People use information about the covariation between a putative cause and an outcome to determine whether a causal relationship obtains. When there are two candidate causes and one is more strongly related to the effect than is the other, the influence of the second is underestimated. This phenomenon is called causal discounting. In two experiments, we adapted paradigms for studying causal learning in order to apply signal detection analysis to this phenomenon. We investigated whether the presence of a stronger alternative makes the task more difficult (indexed by differences in d') or whether people change the standard by which they assess causality (measured by Β). Our results indicate that the effect is due to bias.
(ProQuest: ... denotes formulae omitted.)
Humans can use knowledge of covariation to predict events and to infer their underlying causes (Cheng, 1997). Although research has demonstrated a number of systematic phenomena in covariation and causal judgment, it is unclear whether these effects occur during the learning or the decision process. Here, we use signal detection theory (SDT) to tease apart these alternatives for one phenomenon: causal discounting.
Causal discounting is a cue interaction effect, in which someone judges a moderately effective cause as less effective when it is learned about in the presence of a highly effective alternative (e.g., Baker, Mercier, Vallee- Tourangeau, Frank, & Pan, 1993; Goedert & Spellman, 2005). For example, a person taking a steroid and an antihistamine for allergies may believe a 50%-effective antihistamine is less effective, if used with a 90%-effective steroid. Another type of cue interaction arises when the occurrence of two cues is confounded and participants control for the alternative cue when judging the target (Spellman, 1996). Here, we focus on the case in which participants devalue a target cause in the presence of an alternative and the causes are unconfounded-that is, causal discounting proper (Goedert, Harsch, & Spellman, 2005).

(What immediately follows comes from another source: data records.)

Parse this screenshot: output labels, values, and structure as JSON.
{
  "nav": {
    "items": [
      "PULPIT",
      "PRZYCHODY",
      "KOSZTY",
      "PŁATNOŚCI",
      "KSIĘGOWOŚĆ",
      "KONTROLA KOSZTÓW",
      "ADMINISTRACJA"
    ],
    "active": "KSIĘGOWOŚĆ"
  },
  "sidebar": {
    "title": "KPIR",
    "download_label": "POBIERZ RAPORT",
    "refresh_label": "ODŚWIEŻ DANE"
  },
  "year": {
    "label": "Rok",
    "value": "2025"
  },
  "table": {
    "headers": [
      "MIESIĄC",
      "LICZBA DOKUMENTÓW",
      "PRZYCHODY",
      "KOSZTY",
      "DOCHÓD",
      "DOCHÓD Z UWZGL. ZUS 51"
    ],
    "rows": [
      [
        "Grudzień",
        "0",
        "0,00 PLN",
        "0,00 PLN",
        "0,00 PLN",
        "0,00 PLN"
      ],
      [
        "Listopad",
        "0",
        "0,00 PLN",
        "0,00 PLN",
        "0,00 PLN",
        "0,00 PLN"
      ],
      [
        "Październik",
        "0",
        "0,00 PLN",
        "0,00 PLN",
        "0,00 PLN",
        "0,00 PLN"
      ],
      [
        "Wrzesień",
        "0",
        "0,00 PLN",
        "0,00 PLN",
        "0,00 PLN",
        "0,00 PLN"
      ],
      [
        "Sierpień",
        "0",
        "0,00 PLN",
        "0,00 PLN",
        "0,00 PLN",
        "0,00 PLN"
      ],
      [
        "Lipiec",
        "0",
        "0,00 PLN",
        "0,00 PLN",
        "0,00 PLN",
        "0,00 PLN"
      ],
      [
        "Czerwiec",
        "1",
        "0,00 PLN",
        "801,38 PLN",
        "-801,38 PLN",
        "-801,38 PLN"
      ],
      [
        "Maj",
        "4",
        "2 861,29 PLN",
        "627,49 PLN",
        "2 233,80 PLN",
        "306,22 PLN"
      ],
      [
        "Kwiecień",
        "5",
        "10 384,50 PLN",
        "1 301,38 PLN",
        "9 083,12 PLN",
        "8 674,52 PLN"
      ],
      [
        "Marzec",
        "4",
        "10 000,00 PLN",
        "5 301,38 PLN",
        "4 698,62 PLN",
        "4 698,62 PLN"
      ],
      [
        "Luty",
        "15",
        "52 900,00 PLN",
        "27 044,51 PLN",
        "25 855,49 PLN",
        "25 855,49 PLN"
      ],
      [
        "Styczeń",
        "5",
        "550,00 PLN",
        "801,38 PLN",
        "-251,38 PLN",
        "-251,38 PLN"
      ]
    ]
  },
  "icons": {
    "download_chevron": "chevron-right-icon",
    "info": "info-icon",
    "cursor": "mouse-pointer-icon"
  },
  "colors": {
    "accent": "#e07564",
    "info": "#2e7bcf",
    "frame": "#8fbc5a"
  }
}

Although cue interaction phenomena are reliably observed in both causal judgment and prediction, it is debated whether these phenomena reflect learning processes or decision processes (Stout & Miller, 2007). For instance, in our example above, the perceived effectiveness of the antihistamine may be lower because less is learned about it when the more effective steroid is present. Alternatively, the highly effective steroid may bias the judgment process by "raising the bar" for effectiveness. Signal detection analyses allow one to determine whether changes in performance reflect changes in the participant's sensitivity-that is, the ability to detect contingency between the cause and outcome-or changes in the participant's decision criterion.
SDT (Macmillan & Creelman, 2005) is a data-analytic tool that disentangles a person's sensitivity to detect a stimulus (d') from that person's bias to say "yes" (Β). These latent variables are calculated from two components of participants' responses: The hit rate (h) is the proportion of trials on which participants say "yes" when the candidate is causal. The false alarm rate ( fa) is the proportion of trials on which participants say "yes" when the candidate is noncausal.
SDT has successfully differentiated learning from decision processes in memory research. For example, training in mnemonic techniques affects sensitivity, leaving bias unchanged (McNicol & Ryder, 1971). Conversely, changing the payoff structure for correct responses affects bias, not sensitivity (Healy & Kubovy, 1978). A brief sketch will illustrate these ideas. Imagine a word list in which people typically recognize 62.5% of the old words (h) but also say that they remember 47.5% of the lures ( fa). One group is taught a new study strategy for remembering words. At test, their performance is much improved, relative to the standard: h = 75% and fa = 25% (Figure 1A). …